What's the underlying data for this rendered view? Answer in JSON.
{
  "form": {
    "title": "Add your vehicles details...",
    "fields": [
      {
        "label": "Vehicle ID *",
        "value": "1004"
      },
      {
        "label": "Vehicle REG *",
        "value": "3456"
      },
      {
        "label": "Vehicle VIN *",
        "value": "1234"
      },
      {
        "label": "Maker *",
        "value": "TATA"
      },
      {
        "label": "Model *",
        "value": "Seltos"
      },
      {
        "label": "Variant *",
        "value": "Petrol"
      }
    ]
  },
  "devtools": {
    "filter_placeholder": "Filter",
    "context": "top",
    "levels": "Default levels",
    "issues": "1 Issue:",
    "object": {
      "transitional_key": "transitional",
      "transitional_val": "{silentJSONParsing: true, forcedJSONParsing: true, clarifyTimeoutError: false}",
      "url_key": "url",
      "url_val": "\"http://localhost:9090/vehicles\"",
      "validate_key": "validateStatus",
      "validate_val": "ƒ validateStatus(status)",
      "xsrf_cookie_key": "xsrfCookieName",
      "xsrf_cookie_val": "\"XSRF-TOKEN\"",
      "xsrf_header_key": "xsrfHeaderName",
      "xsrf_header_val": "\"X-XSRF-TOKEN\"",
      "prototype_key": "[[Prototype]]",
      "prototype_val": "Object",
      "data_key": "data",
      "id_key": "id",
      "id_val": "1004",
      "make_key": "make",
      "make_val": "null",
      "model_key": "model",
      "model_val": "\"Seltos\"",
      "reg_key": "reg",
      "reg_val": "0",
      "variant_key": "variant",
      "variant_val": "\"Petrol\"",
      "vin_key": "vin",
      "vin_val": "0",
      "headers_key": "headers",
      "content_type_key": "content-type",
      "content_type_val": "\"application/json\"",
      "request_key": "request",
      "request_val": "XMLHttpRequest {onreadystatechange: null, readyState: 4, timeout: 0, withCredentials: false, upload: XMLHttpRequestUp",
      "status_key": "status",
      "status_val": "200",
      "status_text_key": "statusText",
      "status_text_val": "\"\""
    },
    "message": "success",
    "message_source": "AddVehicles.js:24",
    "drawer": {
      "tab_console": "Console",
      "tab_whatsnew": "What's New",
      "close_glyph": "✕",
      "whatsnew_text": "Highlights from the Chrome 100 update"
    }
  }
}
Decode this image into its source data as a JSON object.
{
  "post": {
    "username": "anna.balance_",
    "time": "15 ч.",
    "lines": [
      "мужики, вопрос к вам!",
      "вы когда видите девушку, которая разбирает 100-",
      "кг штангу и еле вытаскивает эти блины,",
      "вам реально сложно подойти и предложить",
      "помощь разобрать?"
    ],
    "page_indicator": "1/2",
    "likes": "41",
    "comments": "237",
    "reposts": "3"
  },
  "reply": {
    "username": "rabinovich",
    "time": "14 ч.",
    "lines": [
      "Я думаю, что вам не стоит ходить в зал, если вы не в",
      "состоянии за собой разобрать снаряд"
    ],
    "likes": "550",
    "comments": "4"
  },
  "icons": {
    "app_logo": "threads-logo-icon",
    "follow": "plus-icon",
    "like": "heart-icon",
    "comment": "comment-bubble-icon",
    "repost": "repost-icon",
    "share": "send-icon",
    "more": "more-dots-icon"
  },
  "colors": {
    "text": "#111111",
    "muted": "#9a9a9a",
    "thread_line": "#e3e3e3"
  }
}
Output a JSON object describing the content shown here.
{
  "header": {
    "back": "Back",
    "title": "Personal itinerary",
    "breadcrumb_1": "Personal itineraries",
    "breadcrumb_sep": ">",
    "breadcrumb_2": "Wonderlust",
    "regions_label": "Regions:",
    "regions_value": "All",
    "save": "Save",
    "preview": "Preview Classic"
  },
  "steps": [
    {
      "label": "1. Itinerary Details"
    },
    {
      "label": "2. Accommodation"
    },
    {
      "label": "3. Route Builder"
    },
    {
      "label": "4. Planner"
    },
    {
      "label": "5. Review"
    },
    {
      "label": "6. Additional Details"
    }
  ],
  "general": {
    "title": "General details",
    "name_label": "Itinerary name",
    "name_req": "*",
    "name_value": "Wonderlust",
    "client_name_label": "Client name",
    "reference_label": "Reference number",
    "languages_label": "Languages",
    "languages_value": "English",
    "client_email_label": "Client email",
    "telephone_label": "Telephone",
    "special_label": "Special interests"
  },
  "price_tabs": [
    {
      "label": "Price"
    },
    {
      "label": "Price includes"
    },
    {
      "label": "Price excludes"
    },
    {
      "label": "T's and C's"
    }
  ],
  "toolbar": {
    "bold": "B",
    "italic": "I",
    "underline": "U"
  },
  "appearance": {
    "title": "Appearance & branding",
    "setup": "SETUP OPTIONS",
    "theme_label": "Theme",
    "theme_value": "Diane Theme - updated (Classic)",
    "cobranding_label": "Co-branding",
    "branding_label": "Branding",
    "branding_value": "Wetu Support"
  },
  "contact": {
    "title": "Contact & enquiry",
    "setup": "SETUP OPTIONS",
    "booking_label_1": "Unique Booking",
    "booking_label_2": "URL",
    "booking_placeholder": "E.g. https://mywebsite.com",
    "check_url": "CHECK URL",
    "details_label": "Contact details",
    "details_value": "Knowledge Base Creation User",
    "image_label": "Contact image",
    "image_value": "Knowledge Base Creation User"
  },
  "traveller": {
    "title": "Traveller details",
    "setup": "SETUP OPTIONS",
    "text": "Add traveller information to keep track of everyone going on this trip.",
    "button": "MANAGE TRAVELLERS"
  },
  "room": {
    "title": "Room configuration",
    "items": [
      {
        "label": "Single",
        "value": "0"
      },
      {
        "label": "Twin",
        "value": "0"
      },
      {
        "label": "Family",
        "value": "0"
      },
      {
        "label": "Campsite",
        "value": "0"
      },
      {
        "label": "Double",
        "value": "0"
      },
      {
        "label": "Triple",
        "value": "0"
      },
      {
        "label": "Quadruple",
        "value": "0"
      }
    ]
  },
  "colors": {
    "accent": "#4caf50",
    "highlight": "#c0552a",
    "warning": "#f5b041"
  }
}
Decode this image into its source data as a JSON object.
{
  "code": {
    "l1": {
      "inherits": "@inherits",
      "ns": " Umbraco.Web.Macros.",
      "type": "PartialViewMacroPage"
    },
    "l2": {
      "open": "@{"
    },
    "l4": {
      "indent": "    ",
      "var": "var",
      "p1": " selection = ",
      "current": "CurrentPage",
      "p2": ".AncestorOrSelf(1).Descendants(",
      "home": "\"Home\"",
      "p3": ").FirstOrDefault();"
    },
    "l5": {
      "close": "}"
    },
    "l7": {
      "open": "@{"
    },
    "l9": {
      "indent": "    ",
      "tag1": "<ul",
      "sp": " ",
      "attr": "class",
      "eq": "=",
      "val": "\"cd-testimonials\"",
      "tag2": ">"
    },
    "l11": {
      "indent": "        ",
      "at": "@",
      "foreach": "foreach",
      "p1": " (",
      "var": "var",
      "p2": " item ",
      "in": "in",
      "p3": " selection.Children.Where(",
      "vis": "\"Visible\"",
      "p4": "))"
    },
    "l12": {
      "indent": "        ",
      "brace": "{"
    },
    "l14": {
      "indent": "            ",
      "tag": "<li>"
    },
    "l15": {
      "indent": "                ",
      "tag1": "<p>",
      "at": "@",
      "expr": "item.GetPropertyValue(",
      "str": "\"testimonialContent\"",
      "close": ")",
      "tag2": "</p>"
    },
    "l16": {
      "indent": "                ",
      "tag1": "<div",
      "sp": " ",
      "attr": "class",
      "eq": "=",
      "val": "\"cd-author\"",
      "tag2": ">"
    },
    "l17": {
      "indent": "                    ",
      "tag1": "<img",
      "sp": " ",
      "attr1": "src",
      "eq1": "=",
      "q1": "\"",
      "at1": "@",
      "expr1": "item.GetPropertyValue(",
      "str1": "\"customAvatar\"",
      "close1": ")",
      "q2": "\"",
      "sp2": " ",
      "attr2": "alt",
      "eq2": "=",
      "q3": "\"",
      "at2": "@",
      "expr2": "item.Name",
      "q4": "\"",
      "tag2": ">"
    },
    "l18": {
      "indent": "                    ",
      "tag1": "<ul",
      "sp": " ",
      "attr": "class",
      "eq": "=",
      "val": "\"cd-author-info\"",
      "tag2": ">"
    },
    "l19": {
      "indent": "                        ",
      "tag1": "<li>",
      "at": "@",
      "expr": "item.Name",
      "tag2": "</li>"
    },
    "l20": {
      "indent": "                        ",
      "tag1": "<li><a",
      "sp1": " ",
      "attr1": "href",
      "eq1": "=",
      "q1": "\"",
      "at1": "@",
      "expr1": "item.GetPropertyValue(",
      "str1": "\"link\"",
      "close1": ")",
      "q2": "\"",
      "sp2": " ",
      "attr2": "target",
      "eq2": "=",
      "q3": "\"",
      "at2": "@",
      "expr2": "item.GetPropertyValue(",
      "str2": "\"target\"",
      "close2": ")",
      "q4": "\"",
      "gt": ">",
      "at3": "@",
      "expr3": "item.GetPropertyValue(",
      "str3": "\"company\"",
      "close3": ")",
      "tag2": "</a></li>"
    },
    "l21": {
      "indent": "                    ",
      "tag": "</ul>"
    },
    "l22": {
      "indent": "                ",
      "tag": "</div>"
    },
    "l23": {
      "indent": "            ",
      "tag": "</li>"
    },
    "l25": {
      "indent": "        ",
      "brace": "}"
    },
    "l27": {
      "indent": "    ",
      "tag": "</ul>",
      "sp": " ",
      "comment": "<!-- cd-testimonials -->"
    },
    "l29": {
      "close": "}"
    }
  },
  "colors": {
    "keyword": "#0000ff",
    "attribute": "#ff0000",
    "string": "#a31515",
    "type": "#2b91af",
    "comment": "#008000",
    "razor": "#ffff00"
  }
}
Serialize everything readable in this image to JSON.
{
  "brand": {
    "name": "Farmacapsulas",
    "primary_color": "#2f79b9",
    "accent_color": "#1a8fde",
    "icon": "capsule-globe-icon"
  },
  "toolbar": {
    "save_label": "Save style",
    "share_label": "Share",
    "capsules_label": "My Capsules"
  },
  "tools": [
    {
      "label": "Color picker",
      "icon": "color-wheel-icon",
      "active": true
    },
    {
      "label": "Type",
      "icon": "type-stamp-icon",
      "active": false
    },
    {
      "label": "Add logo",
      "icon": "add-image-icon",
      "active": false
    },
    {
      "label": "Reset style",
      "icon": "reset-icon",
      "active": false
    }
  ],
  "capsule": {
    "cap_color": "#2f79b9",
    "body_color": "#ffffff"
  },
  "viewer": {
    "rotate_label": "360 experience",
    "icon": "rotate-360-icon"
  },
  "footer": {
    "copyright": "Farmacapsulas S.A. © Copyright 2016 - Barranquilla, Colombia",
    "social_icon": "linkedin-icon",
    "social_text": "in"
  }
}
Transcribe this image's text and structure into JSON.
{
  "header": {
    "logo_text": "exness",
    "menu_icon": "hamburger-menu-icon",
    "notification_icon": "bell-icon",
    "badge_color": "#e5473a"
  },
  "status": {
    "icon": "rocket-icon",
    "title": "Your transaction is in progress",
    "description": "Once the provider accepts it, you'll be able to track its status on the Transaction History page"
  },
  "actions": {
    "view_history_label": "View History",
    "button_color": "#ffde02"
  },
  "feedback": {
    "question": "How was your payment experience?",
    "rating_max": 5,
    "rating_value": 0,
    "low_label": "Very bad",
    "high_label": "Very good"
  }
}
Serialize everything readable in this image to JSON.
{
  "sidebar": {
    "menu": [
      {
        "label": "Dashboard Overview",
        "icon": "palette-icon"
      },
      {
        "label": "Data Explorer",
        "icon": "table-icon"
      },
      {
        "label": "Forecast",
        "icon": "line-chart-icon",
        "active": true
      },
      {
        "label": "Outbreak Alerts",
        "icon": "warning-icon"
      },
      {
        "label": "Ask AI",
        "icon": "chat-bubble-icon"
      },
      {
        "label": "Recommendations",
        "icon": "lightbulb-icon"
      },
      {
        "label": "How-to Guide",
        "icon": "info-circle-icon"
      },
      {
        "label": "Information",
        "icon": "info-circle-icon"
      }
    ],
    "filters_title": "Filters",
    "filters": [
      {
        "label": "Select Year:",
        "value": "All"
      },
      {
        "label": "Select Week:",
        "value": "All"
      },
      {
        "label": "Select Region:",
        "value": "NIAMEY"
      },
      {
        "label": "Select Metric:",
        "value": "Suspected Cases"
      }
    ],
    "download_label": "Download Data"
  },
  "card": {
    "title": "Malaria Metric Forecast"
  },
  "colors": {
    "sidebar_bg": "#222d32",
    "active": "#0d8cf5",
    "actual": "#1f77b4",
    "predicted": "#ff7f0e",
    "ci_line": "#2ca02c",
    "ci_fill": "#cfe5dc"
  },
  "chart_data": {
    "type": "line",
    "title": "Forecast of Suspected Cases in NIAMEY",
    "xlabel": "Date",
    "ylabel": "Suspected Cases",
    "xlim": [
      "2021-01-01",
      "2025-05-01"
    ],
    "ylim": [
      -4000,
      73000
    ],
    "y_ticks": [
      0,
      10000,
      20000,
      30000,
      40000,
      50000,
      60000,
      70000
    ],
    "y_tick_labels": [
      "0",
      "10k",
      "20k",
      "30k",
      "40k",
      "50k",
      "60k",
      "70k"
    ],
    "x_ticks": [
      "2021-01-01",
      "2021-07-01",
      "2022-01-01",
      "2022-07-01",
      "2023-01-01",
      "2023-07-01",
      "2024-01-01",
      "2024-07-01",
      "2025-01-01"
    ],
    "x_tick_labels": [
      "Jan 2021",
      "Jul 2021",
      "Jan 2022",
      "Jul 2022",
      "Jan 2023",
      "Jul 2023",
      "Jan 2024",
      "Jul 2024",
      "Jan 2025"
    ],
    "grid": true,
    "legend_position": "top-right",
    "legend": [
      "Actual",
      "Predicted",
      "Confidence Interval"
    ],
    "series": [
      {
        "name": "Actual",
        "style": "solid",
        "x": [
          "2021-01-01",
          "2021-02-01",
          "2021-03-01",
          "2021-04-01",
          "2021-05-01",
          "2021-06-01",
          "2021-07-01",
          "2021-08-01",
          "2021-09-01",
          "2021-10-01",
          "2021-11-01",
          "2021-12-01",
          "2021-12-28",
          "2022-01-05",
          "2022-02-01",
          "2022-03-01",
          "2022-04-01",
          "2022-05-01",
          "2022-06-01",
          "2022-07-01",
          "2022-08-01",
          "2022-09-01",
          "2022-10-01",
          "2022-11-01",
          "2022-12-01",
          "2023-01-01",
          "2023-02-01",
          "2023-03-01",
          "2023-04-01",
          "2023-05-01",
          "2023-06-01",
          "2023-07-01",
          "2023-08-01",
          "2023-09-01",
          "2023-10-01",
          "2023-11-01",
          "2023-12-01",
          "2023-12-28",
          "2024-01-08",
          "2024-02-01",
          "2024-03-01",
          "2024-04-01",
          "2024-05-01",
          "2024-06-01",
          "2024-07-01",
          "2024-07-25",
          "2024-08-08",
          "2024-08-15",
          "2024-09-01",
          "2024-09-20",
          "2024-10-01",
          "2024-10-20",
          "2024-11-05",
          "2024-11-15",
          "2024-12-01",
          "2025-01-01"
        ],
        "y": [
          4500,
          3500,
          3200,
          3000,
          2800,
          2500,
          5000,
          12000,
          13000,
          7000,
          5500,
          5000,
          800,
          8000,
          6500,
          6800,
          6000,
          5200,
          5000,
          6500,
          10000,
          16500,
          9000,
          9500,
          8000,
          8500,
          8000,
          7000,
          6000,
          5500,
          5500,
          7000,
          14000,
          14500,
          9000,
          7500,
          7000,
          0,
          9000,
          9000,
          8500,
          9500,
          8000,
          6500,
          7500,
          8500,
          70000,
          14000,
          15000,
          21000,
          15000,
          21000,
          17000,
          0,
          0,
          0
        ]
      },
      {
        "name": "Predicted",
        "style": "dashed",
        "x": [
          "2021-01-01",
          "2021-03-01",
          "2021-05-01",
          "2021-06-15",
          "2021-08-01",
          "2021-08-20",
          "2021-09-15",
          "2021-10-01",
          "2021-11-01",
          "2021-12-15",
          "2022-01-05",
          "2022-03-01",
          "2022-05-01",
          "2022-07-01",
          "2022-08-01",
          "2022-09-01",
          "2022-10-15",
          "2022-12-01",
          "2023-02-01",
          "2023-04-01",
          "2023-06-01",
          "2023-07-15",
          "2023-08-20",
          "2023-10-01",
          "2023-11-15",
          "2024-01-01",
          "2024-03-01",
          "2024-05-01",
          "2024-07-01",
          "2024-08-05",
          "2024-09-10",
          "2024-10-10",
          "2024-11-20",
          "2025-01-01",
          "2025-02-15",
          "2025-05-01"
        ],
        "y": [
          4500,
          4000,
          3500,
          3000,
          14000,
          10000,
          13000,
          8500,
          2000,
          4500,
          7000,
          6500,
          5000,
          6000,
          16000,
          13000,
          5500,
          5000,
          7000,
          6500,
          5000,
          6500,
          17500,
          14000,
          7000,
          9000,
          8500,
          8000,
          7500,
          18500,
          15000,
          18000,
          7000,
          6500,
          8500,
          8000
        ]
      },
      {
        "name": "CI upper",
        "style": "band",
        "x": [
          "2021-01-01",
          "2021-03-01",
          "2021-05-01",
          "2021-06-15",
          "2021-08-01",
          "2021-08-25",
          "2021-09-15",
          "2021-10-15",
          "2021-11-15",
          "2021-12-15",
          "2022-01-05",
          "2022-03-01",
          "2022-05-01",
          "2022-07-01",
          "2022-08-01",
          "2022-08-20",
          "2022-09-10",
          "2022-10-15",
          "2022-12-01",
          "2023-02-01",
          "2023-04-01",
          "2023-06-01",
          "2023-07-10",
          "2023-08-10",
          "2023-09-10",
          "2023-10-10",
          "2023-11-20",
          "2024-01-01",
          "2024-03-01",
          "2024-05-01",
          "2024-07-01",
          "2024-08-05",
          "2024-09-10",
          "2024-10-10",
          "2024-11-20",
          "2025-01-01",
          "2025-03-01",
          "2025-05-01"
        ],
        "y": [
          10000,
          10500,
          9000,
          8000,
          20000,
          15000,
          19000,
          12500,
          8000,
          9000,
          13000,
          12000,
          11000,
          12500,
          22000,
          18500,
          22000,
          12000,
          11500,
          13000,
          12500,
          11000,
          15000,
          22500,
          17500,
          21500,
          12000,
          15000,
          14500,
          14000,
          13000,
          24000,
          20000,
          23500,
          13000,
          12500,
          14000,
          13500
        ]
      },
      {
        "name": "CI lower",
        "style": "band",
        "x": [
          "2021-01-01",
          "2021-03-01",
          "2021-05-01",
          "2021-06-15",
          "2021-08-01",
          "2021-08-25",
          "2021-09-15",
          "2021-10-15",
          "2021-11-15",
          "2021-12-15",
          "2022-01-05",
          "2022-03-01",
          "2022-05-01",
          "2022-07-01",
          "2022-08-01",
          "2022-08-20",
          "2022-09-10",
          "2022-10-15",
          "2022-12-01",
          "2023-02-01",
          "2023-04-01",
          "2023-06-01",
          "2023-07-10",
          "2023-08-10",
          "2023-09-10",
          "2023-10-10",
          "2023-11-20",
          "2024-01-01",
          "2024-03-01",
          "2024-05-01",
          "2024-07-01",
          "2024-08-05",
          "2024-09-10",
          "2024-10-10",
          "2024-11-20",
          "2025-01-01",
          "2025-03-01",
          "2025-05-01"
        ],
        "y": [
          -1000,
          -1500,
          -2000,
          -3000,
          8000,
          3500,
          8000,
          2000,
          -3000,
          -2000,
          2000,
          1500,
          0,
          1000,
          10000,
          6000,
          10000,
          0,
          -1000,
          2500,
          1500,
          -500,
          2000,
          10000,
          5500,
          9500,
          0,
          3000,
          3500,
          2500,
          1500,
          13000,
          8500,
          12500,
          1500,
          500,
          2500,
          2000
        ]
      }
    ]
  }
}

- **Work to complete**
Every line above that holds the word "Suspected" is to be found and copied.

- **Written solution**
        "value": "Suspected Cases"
    "title": "Forecast of Suspected Cases in NIAMEY",
    "ylabel": "Suspected Cases",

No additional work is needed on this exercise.